DNA and your pet

Coco Coco Braen

Perhaps you already know this, but out there in the World Wide Web there are many websites devoted to helping people discover their pet’s ancestral DNA.

With the technological advances in DNA testing, humans have started to use it more and more to help understand better where they come from and, especially from a genealogical stand point, to help supplement or sometimes define their ancestral research.

So why not do the same for your pet?

I have a cat. Her name is Coco and she was found at 8 weeks old, back in July of 2012, wandering the streets of downtown Los Angeles with her “brother.” (I put that in quotation marks because how can you really tell with cats and dogs?)

At 12 weeks, I adopted her as my own.

But where did she come from? What is her breed or heritage? The company I adopted her from guessed she was some type of tortoiseshell cat, a very common breed here in America and almost exclusively female. It is basically a nice way of describing a multi-colored, unidentifiable cat.

Sable Sable Doerfler

So I decided to investigate the world of animal DNA testing, looking for whatever information would or could be found, especially for a little mutt like Coco. I started by asking various members of the Research Services staff to see if any of them had done their pet’s DNA. Sheilagh Doerfler, Senior Researcher, had had her dog Sable tested a few years back.

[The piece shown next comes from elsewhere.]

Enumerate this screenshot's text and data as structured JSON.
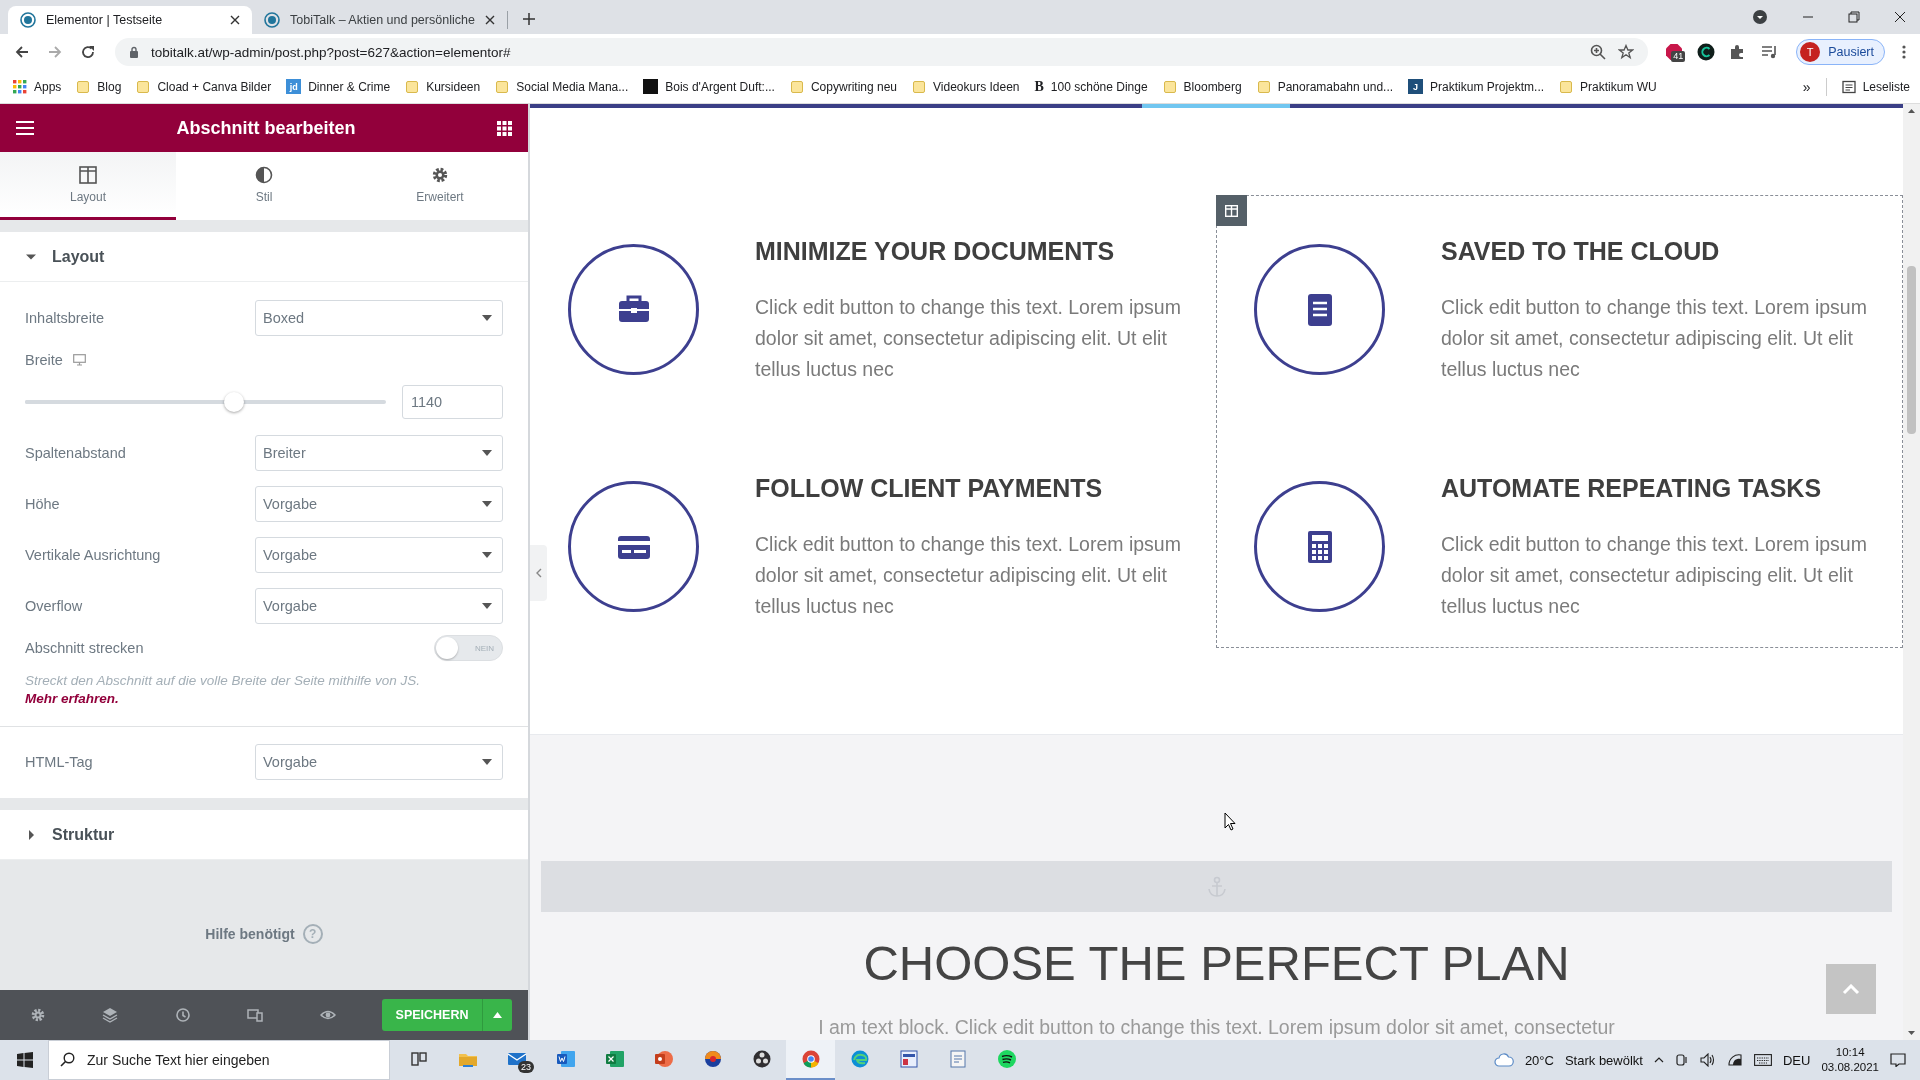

Sable’s results were that she was a Dalmatian/Rottweiler mix. They had used a system of algorithms to predict the most likely combination of pure and/or mix breed dogs in the last three generations from Sable that best fit her DNA marker pattern. They also went on to identify what breeds may have mixed in the past generations to help get a better idea of Sable’s breed ancestry (Anatolian Shepherd Dog, Norwegian Elkhound, Labrador Retriever, etc.). As there are so many dog breeds (currently 340 are recognized by the Fédération Cynologique Internationale, the world governing body of dog breeds), and so many dogs intermix, sometimes the genetic make-up cannot be traced.

Larry Larry Stooges

Another example is Larry Stooges.[1] Larry’s parents had his DNA tested, and it came back that Larry was a Beagle/Labrador Retriever mix. The testers provided the additional information that, since Larry is still a puppy, he was likely to grow to 34–56 pounds. This was predicted using his ancestry, genetic markers, and the fact he is a neutered male.

For cat DNA, it is much easier to determine their breed if they are derived from one of the 29 “fancy cat” United States breeds. The heritage of cats outside of the United States becomes more difficult to trace, as their history and breeding strategies differ. Cats were first domesticated in Egypt 4,000 or so years ago. They were mostly used as hunters or to help protect the food storage from vermin and pests. They were worshiped as Gods, and my Coco definitely believes she is descended from one of these early cats.

The process of identifying cat DNA is as such:

  1. Obtain cotton pipe cleaner from desired DNA testing facility:

Here are just a few of the many sites and labs that offer animal DNA tests




  1. Attempt to have animal sit for a period of time long enough to open its mouth and obtain sample. From experience, this is rather difficult and most likely involves the presence of treats.
  2. Send it off!
  3. The lab will then take your pet’s swab and test it for specific markers (single nucleotide polymorphisms – a variation in a single base pair in a DNA sequence).
  4. They then compare this genetic profile to a database of cat profiles that has been compiled from around the world.
  5. After determining the cat's origin, the lab then looks at its genetic makeup to establish likeness to the 29 most common breeds (around 60 cat breeds are known). Just as with dogs, families of breeds share many characteristics when it comes to genetic mutations (aka phenotypic traits), such as fur color and length.

Then – you are presented with your cat’s DNA ancestry! But the labs note:

“A true random bred cat will not match to specific breeds and low match probabilities will not be reported” – Lyons’ Feline Genetics Laboratory at the University of California

So unless your cat comes from two distinct breed parents or grandparents, the probability of detecting your cat’s breed is basically zero.

When I told Coco the sad news, she walked away to sit in her favorite spot above the refrigerator; clearly she hasn’t been bit by the genealogical bug yet.

So if you are interested in DNA analysis for yourself or your pet, it is a great way to see the science behind the records and can be extremely informative and sometimes surprising!

Also, in case all you Yak and Alpaca owners were wondering, many places can test parentage and genetic diseases for them, too.


[1] He is Lindsay Fulton’s brother’s dog; Lindsay is Director of Research Services at NEHGS.

Mollie Braen

About Mollie Braen

A graduate of the University of Denver, including a semester at the University of Glasgow in Scotland, Mollie majored in Art History and minored in Marketing and History; she plans to continue her education with an MBA in Non-Profit Management. Mollie performs administrative work for Research Services, supporting the researchers in ordering microfilm, managing correspondence with constituents, and organizing research materials. In her free time, Mollie, who recently moved to Boston from Los Angeles, enjoys travelling. With a family home on Lake Sebago in Maine, she often travels there as well as other parts of New England.View all posts by Mollie Braen